*** Opening of Supplied material ***

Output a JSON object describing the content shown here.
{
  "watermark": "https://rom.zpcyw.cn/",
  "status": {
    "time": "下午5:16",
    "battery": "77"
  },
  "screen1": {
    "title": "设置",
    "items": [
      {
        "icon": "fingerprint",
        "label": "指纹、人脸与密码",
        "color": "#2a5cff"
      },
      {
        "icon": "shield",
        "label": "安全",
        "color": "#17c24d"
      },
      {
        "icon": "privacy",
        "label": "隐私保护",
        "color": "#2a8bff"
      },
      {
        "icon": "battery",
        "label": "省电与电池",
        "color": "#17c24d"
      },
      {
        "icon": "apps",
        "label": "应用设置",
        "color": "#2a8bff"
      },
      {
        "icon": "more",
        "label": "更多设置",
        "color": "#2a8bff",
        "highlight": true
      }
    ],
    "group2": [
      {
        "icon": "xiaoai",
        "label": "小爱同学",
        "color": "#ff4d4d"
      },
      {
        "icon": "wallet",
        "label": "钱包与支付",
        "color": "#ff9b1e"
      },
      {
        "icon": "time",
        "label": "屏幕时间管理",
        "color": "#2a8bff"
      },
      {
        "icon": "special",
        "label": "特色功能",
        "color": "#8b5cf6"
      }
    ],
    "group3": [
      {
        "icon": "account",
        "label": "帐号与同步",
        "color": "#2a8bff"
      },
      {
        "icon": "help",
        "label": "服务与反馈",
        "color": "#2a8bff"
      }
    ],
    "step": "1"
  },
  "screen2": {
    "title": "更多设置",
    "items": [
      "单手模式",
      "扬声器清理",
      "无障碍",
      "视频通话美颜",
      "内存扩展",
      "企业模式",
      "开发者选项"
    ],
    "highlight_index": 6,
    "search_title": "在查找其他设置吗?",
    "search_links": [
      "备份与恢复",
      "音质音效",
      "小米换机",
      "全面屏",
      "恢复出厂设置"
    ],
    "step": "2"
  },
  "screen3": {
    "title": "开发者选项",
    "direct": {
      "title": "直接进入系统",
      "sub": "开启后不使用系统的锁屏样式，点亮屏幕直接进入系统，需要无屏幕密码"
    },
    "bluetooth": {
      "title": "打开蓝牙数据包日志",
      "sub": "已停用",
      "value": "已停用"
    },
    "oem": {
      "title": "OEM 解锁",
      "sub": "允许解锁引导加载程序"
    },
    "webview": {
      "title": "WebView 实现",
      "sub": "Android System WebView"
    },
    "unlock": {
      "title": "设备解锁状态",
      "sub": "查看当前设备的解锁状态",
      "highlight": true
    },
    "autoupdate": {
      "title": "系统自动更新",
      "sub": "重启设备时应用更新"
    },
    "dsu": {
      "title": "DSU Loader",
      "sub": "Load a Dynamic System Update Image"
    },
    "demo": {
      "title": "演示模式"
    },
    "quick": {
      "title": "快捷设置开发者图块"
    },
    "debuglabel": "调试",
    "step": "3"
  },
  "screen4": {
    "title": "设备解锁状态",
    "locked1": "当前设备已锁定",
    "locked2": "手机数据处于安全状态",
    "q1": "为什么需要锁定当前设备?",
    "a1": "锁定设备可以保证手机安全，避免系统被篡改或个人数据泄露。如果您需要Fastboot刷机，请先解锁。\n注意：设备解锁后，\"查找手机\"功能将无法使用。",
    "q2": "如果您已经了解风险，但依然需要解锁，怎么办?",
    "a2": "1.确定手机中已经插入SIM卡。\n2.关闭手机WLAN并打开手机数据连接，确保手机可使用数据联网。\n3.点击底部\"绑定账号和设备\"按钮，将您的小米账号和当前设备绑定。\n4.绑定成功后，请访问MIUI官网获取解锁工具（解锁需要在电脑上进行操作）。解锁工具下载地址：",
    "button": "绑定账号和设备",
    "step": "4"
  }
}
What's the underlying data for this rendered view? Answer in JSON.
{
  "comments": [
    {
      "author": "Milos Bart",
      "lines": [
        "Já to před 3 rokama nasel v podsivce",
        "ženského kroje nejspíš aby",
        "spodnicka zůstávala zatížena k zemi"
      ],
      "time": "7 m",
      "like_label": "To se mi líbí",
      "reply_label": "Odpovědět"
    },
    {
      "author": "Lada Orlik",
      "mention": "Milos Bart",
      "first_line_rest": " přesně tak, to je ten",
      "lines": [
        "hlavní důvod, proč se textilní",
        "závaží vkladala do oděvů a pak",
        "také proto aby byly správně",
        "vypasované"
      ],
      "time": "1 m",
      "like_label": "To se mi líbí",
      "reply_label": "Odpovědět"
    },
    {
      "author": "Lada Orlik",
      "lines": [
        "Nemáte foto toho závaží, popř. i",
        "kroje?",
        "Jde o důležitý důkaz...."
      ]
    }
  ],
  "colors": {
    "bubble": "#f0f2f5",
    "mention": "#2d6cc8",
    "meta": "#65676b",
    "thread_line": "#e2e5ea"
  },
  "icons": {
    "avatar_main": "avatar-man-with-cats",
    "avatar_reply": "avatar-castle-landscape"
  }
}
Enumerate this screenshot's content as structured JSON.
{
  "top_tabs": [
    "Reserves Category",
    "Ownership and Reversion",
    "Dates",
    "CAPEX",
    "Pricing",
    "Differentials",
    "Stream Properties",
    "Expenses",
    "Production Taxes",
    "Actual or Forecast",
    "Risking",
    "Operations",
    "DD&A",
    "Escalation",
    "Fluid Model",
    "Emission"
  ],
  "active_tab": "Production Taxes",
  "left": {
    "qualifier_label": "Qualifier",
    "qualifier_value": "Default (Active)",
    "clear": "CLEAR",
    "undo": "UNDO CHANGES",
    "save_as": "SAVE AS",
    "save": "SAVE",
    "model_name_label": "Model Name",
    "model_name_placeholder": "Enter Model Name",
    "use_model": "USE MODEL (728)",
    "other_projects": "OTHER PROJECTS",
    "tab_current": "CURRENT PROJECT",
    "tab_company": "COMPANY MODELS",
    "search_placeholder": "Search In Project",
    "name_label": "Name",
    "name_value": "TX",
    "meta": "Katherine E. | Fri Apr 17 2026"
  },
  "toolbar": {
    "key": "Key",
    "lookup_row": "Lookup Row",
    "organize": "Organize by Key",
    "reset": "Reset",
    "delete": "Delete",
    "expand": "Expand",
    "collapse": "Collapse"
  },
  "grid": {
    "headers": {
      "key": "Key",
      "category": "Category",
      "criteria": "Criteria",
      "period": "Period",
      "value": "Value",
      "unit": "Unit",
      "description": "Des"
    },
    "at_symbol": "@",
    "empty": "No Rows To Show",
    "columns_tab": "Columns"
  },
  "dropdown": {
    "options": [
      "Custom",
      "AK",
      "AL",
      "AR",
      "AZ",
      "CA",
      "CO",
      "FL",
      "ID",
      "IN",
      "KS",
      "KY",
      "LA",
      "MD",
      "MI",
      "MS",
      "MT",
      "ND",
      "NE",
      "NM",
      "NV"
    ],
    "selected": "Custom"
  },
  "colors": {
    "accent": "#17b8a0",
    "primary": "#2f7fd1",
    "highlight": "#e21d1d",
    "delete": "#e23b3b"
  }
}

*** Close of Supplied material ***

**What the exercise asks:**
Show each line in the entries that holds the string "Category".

**Answer for the task:**
    "Reserves Category",
      "category": "Category",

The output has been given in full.